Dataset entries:
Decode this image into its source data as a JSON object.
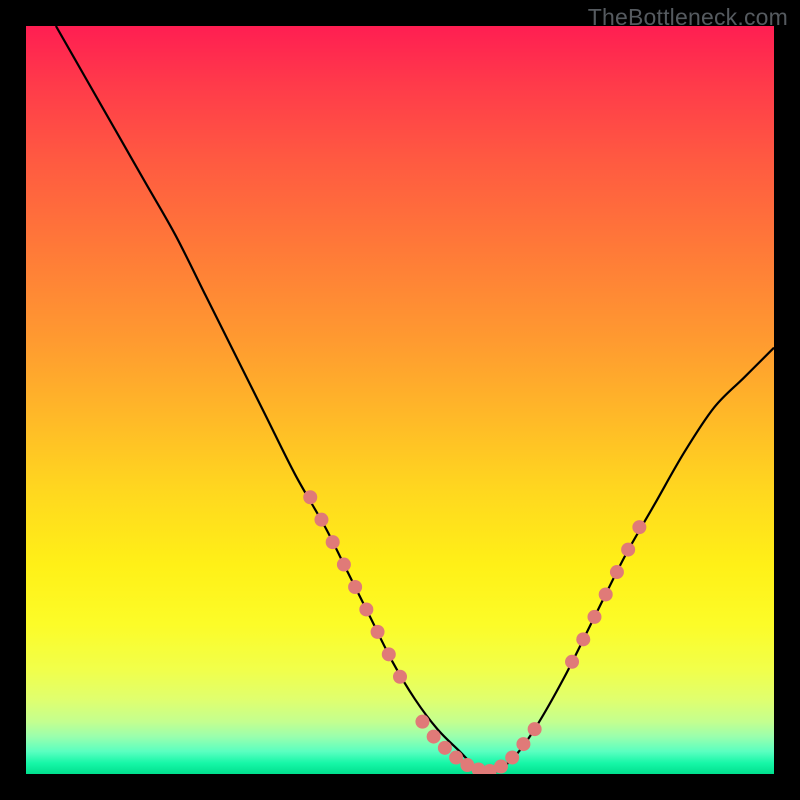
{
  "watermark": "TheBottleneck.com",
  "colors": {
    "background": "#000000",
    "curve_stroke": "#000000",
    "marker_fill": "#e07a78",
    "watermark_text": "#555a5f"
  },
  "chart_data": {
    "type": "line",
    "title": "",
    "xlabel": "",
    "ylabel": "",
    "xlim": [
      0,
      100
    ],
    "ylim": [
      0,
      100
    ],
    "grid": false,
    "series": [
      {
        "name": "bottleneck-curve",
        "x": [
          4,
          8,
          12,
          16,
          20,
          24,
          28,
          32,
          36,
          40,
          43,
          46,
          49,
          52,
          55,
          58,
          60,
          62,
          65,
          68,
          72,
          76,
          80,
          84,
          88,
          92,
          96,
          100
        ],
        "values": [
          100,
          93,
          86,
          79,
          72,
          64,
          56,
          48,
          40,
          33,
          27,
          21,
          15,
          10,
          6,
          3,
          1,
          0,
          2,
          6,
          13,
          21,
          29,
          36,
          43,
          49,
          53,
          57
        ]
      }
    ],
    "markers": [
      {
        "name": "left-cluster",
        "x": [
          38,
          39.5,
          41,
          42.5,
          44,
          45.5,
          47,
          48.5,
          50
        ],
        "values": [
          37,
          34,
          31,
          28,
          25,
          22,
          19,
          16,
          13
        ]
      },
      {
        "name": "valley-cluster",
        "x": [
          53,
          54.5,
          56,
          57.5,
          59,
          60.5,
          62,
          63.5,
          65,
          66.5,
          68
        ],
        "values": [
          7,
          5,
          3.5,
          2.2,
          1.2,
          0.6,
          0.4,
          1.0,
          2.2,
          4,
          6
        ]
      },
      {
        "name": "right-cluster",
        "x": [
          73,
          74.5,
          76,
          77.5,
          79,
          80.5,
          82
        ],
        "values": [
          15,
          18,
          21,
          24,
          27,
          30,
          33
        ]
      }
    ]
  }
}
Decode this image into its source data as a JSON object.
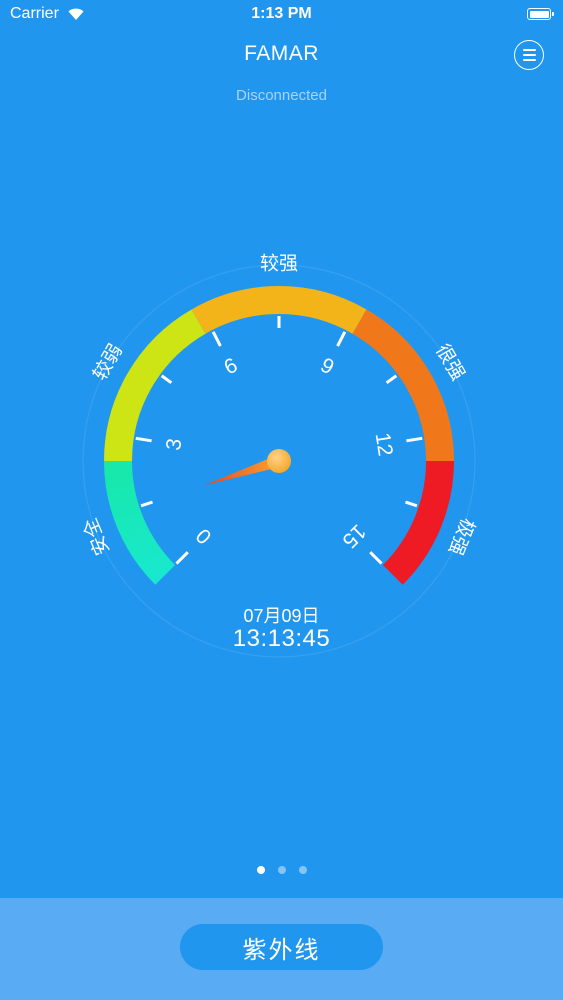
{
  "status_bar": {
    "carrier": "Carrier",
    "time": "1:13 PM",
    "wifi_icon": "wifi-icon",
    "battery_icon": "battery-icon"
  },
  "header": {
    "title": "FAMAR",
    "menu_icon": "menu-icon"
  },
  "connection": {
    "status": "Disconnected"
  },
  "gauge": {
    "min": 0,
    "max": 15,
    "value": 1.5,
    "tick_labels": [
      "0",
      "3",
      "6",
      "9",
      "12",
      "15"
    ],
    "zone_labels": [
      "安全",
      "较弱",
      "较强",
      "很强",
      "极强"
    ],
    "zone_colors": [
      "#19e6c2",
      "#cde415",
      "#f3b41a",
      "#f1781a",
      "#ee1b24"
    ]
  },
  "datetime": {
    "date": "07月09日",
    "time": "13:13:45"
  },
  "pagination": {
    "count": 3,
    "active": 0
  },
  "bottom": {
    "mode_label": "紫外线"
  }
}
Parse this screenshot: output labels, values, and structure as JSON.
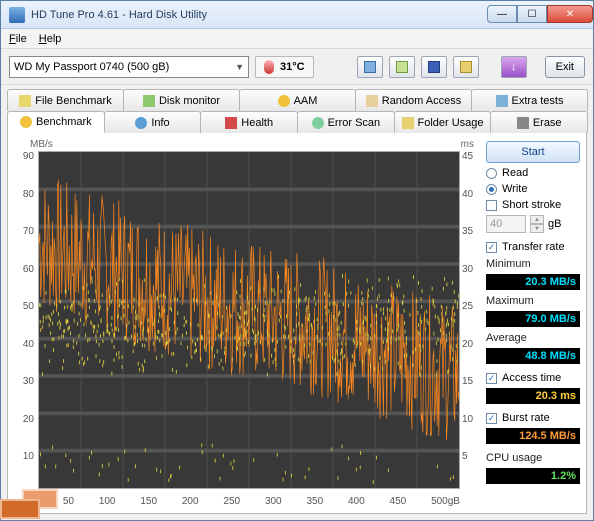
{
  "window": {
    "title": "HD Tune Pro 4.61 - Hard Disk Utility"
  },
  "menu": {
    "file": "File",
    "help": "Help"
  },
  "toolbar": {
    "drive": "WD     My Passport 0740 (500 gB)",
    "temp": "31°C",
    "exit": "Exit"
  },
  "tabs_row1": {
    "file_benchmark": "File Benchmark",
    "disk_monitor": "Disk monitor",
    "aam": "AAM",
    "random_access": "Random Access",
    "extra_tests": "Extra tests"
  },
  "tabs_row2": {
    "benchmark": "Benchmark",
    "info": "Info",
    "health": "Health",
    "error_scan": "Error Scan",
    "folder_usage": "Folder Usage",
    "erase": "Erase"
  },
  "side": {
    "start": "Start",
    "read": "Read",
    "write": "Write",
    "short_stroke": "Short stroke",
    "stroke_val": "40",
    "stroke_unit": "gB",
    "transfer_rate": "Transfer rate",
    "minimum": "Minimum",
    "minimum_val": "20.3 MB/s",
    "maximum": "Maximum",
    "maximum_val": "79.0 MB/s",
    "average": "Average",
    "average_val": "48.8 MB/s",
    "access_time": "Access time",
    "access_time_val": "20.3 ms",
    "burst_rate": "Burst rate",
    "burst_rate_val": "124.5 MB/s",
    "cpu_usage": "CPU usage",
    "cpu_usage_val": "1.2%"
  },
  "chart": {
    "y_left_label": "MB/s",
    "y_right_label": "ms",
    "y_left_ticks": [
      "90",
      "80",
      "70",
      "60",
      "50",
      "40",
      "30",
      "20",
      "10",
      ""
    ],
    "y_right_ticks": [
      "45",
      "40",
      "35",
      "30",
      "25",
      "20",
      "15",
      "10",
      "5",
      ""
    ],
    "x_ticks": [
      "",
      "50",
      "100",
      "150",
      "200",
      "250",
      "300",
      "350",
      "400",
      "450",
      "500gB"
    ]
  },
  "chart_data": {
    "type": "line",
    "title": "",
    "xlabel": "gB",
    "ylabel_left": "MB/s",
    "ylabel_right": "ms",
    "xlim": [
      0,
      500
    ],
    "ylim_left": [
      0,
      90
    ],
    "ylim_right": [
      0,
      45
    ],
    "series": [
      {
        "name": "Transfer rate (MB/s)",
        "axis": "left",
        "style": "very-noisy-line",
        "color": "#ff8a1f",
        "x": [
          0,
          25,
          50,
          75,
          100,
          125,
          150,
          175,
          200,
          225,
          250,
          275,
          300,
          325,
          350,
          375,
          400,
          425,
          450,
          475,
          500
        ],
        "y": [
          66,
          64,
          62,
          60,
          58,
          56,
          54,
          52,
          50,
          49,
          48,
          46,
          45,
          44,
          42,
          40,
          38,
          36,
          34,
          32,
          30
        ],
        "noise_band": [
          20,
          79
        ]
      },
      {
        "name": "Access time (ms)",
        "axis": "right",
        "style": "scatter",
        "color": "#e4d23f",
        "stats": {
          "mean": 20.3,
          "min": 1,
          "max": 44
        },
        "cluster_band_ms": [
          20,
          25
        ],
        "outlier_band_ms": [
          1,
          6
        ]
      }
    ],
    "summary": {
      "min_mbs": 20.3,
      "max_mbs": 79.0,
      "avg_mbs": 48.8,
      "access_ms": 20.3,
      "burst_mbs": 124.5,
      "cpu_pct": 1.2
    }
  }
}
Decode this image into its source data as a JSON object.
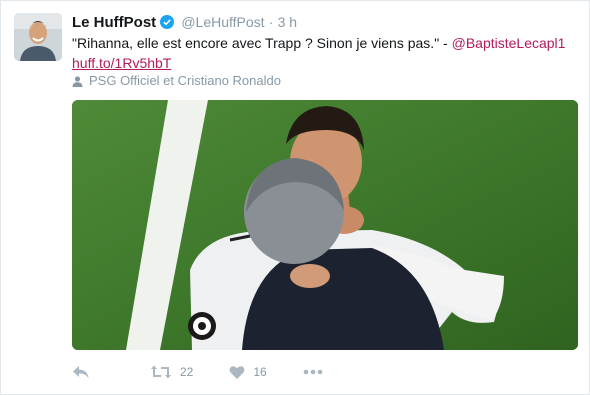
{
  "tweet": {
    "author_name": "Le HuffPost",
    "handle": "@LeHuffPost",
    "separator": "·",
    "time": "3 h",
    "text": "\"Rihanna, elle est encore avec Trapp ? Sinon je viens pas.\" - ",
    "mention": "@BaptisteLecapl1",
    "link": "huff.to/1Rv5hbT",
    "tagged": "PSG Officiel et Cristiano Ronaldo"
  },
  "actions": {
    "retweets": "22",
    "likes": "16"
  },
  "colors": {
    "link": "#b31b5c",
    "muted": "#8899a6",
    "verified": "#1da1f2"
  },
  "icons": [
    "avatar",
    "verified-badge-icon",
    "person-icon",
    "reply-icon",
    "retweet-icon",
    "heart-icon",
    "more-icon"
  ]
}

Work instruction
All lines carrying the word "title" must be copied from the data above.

Result of this exercise
    "title": "",
    "title": "FAMAR",
    "title": "HD Tune Pro 4.61 - Hard Disk Utility"
    "title": "",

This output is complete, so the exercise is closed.